--- START ---

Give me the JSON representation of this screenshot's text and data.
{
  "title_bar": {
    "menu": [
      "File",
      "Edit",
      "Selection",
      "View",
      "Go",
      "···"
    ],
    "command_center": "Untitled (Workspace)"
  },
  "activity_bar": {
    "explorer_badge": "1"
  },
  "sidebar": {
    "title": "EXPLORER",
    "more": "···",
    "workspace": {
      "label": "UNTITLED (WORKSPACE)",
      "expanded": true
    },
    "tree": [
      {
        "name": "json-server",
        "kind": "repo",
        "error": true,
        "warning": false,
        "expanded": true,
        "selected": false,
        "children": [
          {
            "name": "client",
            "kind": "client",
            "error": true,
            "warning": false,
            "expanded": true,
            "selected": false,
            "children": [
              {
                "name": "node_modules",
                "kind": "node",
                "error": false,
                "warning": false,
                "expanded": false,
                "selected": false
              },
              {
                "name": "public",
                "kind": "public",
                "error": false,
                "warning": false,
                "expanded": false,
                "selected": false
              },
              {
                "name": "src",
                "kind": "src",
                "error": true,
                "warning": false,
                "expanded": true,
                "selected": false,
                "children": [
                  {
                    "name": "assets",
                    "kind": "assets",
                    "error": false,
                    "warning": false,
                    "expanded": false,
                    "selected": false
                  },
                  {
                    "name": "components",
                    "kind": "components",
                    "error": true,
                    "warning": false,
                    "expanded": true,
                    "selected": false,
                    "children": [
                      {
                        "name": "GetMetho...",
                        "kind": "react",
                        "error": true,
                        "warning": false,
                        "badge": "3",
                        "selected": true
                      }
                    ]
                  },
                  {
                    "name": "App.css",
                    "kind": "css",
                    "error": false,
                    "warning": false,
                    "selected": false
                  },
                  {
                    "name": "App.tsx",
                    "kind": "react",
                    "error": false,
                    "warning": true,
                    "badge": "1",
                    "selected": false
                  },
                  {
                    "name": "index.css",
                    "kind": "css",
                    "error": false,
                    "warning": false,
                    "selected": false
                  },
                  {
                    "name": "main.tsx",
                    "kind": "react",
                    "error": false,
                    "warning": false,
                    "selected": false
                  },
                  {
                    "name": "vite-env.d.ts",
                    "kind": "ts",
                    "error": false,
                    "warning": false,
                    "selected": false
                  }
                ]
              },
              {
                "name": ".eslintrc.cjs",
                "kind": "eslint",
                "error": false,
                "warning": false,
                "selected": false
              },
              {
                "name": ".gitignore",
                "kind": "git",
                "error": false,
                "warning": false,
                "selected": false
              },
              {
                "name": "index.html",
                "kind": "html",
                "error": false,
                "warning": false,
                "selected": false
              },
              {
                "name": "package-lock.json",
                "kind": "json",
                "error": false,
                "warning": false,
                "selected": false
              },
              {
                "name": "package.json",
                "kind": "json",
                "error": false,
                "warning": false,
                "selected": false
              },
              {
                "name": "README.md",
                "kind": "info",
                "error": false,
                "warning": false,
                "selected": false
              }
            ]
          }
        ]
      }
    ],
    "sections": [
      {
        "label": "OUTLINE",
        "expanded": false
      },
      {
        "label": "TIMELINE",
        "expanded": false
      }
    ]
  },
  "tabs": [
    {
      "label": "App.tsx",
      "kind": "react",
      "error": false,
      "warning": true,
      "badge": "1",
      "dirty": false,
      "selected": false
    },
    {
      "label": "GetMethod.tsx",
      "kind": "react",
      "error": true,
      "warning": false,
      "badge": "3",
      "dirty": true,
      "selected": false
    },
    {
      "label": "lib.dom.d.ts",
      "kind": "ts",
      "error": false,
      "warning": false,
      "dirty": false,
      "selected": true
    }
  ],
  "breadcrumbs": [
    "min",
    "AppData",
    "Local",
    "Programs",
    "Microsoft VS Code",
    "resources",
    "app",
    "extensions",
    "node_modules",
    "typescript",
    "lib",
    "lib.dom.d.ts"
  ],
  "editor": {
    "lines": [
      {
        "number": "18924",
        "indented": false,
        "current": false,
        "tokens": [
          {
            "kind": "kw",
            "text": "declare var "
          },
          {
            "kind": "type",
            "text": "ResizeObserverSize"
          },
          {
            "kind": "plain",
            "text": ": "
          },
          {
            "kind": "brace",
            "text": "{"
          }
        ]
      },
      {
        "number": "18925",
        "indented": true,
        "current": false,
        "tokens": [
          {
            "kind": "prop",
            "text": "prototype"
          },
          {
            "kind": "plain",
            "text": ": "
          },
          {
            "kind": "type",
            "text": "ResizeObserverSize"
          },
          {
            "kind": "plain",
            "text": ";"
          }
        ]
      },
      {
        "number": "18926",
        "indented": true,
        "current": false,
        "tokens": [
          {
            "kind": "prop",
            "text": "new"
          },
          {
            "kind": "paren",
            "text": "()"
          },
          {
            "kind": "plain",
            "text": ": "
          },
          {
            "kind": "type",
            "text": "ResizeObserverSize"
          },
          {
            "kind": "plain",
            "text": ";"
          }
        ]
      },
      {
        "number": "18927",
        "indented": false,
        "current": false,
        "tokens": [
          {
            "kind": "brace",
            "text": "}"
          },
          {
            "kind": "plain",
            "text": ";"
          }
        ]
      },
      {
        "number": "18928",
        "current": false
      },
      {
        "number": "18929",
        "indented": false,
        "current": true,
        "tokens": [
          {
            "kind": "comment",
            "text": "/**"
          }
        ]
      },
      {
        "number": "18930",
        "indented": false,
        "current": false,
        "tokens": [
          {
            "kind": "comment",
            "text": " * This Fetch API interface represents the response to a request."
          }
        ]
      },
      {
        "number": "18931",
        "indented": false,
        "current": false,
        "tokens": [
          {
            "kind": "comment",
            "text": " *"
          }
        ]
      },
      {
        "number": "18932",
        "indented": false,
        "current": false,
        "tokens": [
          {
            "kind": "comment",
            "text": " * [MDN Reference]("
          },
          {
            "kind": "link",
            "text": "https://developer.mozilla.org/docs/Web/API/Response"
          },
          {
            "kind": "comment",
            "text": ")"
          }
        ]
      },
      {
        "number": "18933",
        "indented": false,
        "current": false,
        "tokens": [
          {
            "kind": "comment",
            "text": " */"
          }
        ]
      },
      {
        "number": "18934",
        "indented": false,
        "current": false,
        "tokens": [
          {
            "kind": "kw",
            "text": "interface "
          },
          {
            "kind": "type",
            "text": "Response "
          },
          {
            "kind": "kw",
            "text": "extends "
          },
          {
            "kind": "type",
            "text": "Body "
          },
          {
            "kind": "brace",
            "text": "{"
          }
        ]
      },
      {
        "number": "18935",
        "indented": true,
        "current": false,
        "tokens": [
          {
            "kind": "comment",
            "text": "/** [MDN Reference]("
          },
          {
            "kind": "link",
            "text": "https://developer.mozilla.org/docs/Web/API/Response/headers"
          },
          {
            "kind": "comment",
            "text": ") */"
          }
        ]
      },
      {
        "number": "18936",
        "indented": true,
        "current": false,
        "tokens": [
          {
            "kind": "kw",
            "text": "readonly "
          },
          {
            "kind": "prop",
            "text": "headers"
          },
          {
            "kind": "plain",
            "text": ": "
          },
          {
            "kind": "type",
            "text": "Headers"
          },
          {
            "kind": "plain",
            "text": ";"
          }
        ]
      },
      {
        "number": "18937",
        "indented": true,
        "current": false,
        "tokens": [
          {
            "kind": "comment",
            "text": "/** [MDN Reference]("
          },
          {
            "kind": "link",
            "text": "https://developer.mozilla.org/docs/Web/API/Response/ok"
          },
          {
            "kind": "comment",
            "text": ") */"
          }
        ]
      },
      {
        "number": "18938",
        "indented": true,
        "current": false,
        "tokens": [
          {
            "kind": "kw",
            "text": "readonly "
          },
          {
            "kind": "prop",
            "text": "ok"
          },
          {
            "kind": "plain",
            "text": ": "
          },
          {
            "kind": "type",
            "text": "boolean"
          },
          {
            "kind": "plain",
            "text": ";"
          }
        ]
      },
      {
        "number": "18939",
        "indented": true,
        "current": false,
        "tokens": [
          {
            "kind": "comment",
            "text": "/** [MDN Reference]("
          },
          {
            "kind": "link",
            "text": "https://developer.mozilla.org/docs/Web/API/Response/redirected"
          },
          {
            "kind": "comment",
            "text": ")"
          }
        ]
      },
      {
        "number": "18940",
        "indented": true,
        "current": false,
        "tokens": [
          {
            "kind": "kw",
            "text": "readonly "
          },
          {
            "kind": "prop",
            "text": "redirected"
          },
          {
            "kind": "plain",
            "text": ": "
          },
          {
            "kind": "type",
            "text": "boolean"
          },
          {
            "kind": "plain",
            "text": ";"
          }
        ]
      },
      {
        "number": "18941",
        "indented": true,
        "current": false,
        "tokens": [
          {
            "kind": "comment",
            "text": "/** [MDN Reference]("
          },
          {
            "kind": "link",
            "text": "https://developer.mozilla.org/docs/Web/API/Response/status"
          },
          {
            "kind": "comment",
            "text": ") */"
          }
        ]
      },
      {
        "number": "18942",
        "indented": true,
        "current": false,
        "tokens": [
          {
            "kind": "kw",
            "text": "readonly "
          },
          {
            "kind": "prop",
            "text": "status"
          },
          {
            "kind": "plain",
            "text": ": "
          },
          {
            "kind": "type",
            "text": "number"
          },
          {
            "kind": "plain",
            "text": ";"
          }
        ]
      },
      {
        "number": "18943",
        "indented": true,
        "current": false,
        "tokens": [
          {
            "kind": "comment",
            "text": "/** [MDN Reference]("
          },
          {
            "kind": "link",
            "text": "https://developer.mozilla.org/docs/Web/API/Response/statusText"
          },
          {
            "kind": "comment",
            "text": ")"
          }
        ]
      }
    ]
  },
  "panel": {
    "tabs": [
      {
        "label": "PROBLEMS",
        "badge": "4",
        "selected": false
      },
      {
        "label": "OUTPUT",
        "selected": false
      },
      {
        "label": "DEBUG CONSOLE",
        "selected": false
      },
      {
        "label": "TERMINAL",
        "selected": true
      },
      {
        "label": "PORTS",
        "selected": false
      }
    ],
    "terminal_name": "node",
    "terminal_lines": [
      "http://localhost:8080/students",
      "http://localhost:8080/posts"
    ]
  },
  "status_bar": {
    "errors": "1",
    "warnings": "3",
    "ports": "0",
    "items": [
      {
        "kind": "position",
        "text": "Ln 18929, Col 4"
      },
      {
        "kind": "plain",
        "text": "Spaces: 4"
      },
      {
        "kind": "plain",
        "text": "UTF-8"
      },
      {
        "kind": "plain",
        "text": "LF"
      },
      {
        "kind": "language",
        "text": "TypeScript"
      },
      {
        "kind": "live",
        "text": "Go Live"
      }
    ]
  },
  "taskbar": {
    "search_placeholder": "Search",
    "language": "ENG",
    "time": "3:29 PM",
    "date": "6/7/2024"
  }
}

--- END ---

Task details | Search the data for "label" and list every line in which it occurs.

Answer to this task |
      "label": "UNTITLED (WORKSPACE)",
        "label": "OUTLINE",
        "label": "TIMELINE",
      "label": "App.tsx",
      "label": "GetMethod.tsx",
      "label": "lib.dom.d.ts",
        "label": "PROBLEMS",
        "label": "OUTPUT",
        "label": "DEBUG CONSOLE",
        "label": "TERMINAL",
        "label": "PORTS",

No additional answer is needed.